When it comes to a mix of housing types and uses, no two neighborhoods are alike. In this course, viewers will learn how to use census and parcel data to identify areas that have low or high mix of land use diversity and propose design interventions that support and enhance a healthy mix. In this third course in the "Urban Design for Planners" track, course instructor Emily Talen, PhD, FAICP provides step-by-step instruction on how to use data to visualize and map the configuration of mix and density in neighborhoods and along commercial corridors.
Viewers will learn the key points of demographic data that inform urban design that achieve the highest impact in communities. By visually merging various layers of data (e.g., census data, parcel variation, demographic information), viewers will begin to see distinct patterns of land use in a given area. With some careful analysis, viewers can propose interventions that contribute to an identified character of mix.
The course also shows how to consider proximity, a resident's ability to locally access the offerings of community resources. Making use of census variables, Talen defines the ideal locations for design interventions based on proximity to a resource center.

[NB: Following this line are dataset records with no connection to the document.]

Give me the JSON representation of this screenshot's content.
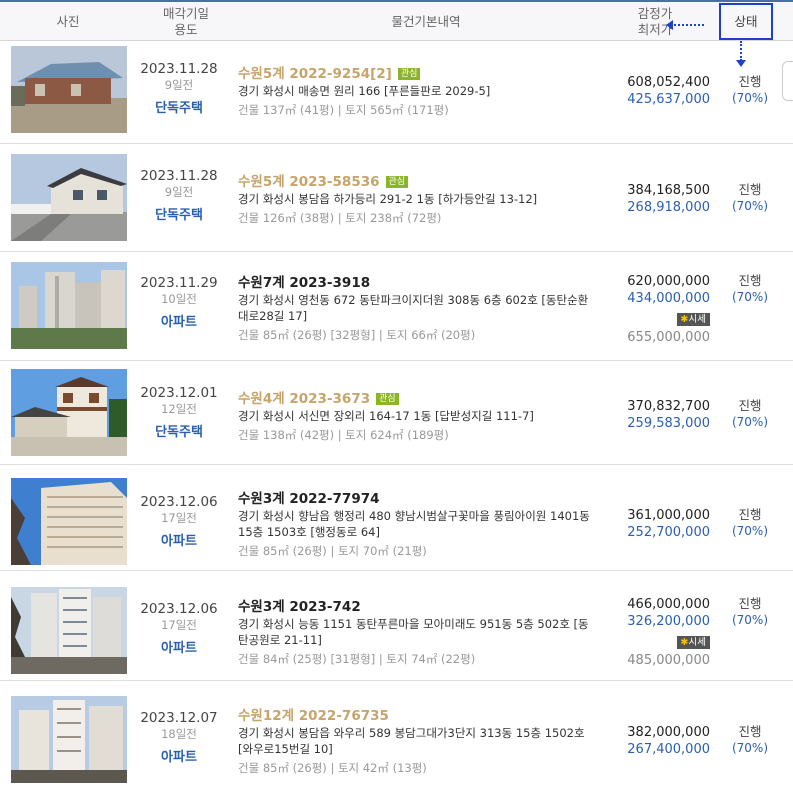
{
  "header": {
    "photo": "사진",
    "date_line1": "매각기일",
    "date_line2": "용도",
    "info": "물건기본내역",
    "price_line1": "감정가",
    "price_line2": "최저가",
    "status": "상태"
  },
  "rows": [
    {
      "date": "2023.11.28",
      "ago": "9일전",
      "type": "단독주택",
      "case": "수원5계 2022-9254[2]",
      "tag": "관심",
      "addr1": "경기 화성시 매송면 원리 166 [푸른들판로 2029-5]",
      "addr2": "",
      "size": "건물 137㎡ (41평)  |  토지 565㎡ (171평)",
      "appraisal": "608,052,400",
      "minimum": "425,637,000",
      "market_label": "",
      "market_price": "",
      "status": "진행",
      "pct": "(70%)"
    },
    {
      "date": "2023.11.28",
      "ago": "9일전",
      "type": "단독주택",
      "case": "수원5계 2023-58536",
      "tag": "관심",
      "addr1": "경기 화성시 봉담읍 하가등리 291-2 1동 [하가등안길 13-12]",
      "addr2": "",
      "size": "건물 126㎡ (38평)  |  토지 238㎡ (72평)",
      "appraisal": "384,168,500",
      "minimum": "268,918,000",
      "market_label": "",
      "market_price": "",
      "status": "진행",
      "pct": "(70%)"
    },
    {
      "date": "2023.11.29",
      "ago": "10일전",
      "type": "아파트",
      "case": "수원7계 2023-3918",
      "tag": "",
      "addr1": "경기 화성시 영천동 672 동탄파크이지더원 308동 6층 602호 [동탄순환",
      "addr2": "대로28길 17]",
      "size": "건물 85㎡ (26평) [32평형]  |  토지 66㎡ (20평)",
      "appraisal": "620,000,000",
      "minimum": "434,000,000",
      "market_label": "시세",
      "market_price": "655,000,000",
      "status": "진행",
      "pct": "(70%)"
    },
    {
      "date": "2023.12.01",
      "ago": "12일전",
      "type": "단독주택",
      "case": "수원4계 2023-3673",
      "tag": "관심",
      "addr1": "경기 화성시 서신면 장외리 164-17 1동 [답받성지길 111-7]",
      "addr2": "",
      "size": "건물 138㎡ (42평)  |  토지 624㎡ (189평)",
      "appraisal": "370,832,700",
      "minimum": "259,583,000",
      "market_label": "",
      "market_price": "",
      "status": "진행",
      "pct": "(70%)"
    },
    {
      "date": "2023.12.06",
      "ago": "17일전",
      "type": "아파트",
      "case": "수원3계 2022-77974",
      "tag": "",
      "addr1": "경기 화성시 향남읍 행정리 480 향남시범살구꽃마을 풍림아이원 1401동",
      "addr2": "15층 1503호 [행정동로 64]",
      "size": "건물 85㎡ (26평)  |  토지 70㎡ (21평)",
      "appraisal": "361,000,000",
      "minimum": "252,700,000",
      "market_label": "",
      "market_price": "",
      "status": "진행",
      "pct": "(70%)"
    },
    {
      "date": "2023.12.06",
      "ago": "17일전",
      "type": "아파트",
      "case": "수원3계 2023-742",
      "tag": "",
      "addr1": "경기 화성시 능동 1151 동탄푸른마을 모아미래도 951동 5층 502호 [동",
      "addr2": "탄공원로 21-11]",
      "size": "건물 84㎡ (25평) [31평형]  |  토지 74㎡ (22평)",
      "appraisal": "466,000,000",
      "minimum": "326,200,000",
      "market_label": "시세",
      "market_price": "485,000,000",
      "status": "진행",
      "pct": "(70%)"
    },
    {
      "date": "2023.12.07",
      "ago": "18일전",
      "type": "아파트",
      "case": "수원12계 2022-76735",
      "tag": "",
      "addr1": "경기 화성시 봉담읍 와우리 589 봉담그대가3단지 313동 15층 1502호",
      "addr2": "[와우로15번길 10]",
      "size": "건물 85㎡ (26평)  |  토지 42㎡ (13평)",
      "appraisal": "382,000,000",
      "minimum": "267,400,000",
      "market_label": "",
      "market_price": "",
      "status": "진행",
      "pct": "(70%)"
    }
  ],
  "colors": {
    "accent_blue": "#2a5fb0",
    "case_gold": "#c6a46a",
    "tag_green": "#8bb428",
    "highlight": "#1f3fcf"
  }
}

By the end of this course, viewers will be able to compare areas for access to the most desirable facilities and locations and propose corresponding infill strategies.